According to American biotechnology company Moderna, a usable Covid-19 vaccine may be coming our way soon! Last week, the company announced that early analysis from a Phase 3 trial shows the vaccine they’ve been developing is 94.5% effective at preventing the illness.
This is big news. The last vaccine announced was from Pfizer, who noted that, at this point, their vaccine was only about 90% effective. While that’s still high, the new Moderna news reveals that scientists and doctors are getting ever-closer to a vaccine that is as effective as possible.
Moderna’s analysis was based on a group of 95 study participants who contracted coronavirus after receiving a vaccine or a placebo. Of those 95 participants, only five caught the disease after receiving the vaccine. And while it may not have protected all participants in the study, the vaccine analysis does show another promising aspect: the stop of severe symptoms. 11 severe cases of Covid were reported by the participants who received the placebo, while no serious cases were reported in those who received the vaccine.

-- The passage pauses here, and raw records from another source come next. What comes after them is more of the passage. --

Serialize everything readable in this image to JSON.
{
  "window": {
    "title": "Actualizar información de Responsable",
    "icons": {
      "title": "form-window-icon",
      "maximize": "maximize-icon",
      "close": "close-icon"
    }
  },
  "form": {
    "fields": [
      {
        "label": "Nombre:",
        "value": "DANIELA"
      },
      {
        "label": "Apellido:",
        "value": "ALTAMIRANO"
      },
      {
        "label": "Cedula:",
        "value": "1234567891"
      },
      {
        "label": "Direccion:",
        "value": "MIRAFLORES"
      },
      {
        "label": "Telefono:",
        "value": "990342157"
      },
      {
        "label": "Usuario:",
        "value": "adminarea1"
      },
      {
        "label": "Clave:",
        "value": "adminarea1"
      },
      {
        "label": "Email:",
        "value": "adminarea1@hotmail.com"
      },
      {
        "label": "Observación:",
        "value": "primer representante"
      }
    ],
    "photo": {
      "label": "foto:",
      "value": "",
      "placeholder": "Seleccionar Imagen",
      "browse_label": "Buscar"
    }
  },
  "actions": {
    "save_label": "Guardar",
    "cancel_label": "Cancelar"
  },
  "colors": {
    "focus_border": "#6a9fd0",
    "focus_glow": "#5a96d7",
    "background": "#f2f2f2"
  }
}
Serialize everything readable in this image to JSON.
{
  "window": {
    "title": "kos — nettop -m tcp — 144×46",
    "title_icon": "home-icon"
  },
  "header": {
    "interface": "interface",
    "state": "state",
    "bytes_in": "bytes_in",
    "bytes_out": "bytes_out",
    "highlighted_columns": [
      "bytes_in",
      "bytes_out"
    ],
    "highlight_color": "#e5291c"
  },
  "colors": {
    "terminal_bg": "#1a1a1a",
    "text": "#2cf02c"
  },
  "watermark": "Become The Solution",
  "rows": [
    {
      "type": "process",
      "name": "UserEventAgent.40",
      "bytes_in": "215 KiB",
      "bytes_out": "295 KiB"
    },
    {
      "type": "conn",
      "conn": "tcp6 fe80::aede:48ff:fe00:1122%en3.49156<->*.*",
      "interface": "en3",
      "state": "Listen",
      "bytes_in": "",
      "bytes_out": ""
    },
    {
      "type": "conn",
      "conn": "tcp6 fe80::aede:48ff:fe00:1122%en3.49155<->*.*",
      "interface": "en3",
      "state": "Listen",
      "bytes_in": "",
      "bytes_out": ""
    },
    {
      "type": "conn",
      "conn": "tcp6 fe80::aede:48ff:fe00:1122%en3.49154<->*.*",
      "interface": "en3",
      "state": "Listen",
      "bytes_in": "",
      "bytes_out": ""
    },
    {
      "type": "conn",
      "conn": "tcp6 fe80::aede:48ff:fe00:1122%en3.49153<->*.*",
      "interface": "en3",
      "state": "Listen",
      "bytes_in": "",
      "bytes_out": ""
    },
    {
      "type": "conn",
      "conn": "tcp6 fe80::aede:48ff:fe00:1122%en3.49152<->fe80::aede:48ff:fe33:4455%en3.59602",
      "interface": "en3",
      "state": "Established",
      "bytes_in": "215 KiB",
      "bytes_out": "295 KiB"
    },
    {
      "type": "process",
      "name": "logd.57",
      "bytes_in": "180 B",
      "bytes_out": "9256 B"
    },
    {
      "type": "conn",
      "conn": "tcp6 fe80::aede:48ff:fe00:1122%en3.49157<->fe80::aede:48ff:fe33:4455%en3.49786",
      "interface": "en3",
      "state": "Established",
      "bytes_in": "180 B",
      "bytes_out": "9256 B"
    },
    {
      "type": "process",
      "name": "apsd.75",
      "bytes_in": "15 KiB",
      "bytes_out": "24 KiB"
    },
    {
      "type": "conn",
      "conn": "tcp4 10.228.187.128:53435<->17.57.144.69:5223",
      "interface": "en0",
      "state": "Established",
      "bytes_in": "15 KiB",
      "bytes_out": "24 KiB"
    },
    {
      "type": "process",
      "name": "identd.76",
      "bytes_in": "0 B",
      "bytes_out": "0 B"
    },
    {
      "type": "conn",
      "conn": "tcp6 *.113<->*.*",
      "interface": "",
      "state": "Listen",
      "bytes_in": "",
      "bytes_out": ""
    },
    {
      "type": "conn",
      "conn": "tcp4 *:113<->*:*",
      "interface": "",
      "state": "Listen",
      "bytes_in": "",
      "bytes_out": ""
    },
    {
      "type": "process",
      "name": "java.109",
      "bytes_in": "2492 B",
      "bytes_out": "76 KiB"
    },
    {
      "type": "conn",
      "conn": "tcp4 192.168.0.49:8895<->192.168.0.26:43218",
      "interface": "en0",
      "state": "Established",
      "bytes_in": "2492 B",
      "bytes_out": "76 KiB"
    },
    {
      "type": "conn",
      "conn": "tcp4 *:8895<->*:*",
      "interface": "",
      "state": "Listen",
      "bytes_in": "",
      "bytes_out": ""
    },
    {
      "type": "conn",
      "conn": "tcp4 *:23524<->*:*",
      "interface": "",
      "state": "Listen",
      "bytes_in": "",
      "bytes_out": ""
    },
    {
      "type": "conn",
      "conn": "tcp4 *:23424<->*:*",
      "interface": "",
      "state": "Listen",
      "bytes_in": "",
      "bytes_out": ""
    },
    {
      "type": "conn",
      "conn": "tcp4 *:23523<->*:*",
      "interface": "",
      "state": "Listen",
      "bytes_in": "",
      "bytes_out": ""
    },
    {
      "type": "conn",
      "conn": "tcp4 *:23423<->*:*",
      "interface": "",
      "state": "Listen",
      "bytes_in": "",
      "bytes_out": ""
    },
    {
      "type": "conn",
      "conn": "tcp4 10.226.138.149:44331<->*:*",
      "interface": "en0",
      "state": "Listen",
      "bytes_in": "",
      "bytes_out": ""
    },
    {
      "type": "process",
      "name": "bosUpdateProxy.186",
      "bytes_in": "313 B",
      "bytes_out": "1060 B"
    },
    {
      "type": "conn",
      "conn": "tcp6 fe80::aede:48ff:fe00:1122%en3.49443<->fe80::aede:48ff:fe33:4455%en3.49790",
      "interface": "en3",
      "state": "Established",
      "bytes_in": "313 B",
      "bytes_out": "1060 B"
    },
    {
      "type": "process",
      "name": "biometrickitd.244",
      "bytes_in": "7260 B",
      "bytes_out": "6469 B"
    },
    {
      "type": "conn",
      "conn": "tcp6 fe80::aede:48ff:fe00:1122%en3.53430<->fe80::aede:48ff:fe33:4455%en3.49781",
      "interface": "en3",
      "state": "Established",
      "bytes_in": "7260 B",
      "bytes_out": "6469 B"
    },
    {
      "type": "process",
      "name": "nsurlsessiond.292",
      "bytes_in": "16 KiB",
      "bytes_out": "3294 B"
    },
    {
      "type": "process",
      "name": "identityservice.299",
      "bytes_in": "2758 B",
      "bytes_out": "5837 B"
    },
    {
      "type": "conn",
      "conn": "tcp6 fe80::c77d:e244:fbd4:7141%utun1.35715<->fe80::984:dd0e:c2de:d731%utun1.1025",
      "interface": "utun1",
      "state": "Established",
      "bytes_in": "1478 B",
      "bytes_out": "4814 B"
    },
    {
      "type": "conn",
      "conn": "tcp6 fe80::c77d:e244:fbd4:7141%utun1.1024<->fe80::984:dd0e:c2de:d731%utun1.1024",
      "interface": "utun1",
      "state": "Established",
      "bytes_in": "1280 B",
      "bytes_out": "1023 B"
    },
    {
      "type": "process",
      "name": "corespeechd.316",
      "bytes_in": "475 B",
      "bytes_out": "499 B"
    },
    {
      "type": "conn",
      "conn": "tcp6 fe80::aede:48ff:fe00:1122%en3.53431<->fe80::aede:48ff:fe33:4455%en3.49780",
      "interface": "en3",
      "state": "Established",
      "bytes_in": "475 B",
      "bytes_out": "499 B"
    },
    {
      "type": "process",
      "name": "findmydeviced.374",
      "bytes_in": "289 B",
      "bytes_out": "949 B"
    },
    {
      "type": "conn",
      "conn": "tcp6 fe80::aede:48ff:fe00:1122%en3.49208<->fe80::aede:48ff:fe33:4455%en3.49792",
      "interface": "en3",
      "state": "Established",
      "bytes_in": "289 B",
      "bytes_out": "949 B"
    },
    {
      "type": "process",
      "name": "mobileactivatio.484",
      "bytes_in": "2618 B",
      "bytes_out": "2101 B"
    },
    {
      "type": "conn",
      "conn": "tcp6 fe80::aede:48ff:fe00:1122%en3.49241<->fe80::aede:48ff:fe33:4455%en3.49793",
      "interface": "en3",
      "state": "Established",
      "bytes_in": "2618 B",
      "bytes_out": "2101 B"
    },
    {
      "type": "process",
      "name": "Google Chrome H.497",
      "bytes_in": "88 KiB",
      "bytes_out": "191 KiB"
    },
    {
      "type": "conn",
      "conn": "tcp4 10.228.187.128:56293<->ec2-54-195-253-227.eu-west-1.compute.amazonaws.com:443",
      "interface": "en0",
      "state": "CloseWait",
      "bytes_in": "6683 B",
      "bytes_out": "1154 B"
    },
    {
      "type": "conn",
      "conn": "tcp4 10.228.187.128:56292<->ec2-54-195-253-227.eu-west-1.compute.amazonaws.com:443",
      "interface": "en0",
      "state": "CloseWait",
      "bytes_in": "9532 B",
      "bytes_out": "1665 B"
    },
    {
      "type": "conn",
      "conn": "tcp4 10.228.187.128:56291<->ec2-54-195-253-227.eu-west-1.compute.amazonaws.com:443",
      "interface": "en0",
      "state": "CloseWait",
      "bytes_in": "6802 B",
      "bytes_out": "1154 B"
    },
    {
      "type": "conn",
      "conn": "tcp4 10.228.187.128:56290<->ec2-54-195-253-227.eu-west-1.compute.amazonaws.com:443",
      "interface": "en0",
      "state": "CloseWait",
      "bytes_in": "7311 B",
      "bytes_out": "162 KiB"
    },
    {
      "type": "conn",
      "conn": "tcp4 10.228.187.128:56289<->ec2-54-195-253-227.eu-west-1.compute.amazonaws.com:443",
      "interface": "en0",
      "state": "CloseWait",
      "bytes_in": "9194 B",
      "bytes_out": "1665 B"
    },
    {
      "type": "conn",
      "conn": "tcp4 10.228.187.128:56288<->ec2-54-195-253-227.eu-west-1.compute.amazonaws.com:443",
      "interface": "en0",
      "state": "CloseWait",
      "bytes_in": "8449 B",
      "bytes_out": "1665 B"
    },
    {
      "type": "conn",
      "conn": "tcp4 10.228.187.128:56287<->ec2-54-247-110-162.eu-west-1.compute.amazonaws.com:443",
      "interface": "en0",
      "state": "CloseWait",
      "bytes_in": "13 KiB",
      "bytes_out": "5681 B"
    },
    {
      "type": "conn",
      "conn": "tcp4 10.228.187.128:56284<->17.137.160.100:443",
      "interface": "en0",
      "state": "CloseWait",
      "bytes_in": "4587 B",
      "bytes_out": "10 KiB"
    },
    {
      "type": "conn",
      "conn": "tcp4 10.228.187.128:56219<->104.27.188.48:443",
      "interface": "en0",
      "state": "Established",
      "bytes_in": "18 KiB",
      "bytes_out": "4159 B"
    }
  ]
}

“Given the importance of severe disease that sometimes leads to hospitalization, and those hospitalizations that sometimes leads to ICU, and in the worst case outcome, death, [it] is a very important impact that we see in our vaccine,” said Stéphane Bancel, chief executive of Moderna, on a press call.
Moderna also noted that its vaccine does not require freezing storage situations — unlike the Pfizer candidate, which has to be stored at -94 degrees Fahrenheit or below. That means that Moderna’s vaccine would be easier to distribute and store for public use.
But of course, a new vaccine trial is just that — a trial. Although it appears to be successful, there’s no way to know exactly how it will work in a system of wide-spread roll-out. You’re more than allowed to be excited, but it’s also important to be realistic about the timing of a vaccine release.
“We should not let the accomplishment of an effective vaccine have us feel we can let our guard down. In fact, it should be an incentive to double down,” said Dr. Anthony Fauci, director of the National Institute of Allergy and Infectious Diseases, at a briefing. “We ultimately have the synergy between a vaccine and the public health measures, which will get us out of this very difficult situation we’re in.”
Moderna is expected to have roughly 20 million doses of the vaccine available to ship in the U.S. by the end of the year and 500 million to 1 billion doses globally for next year.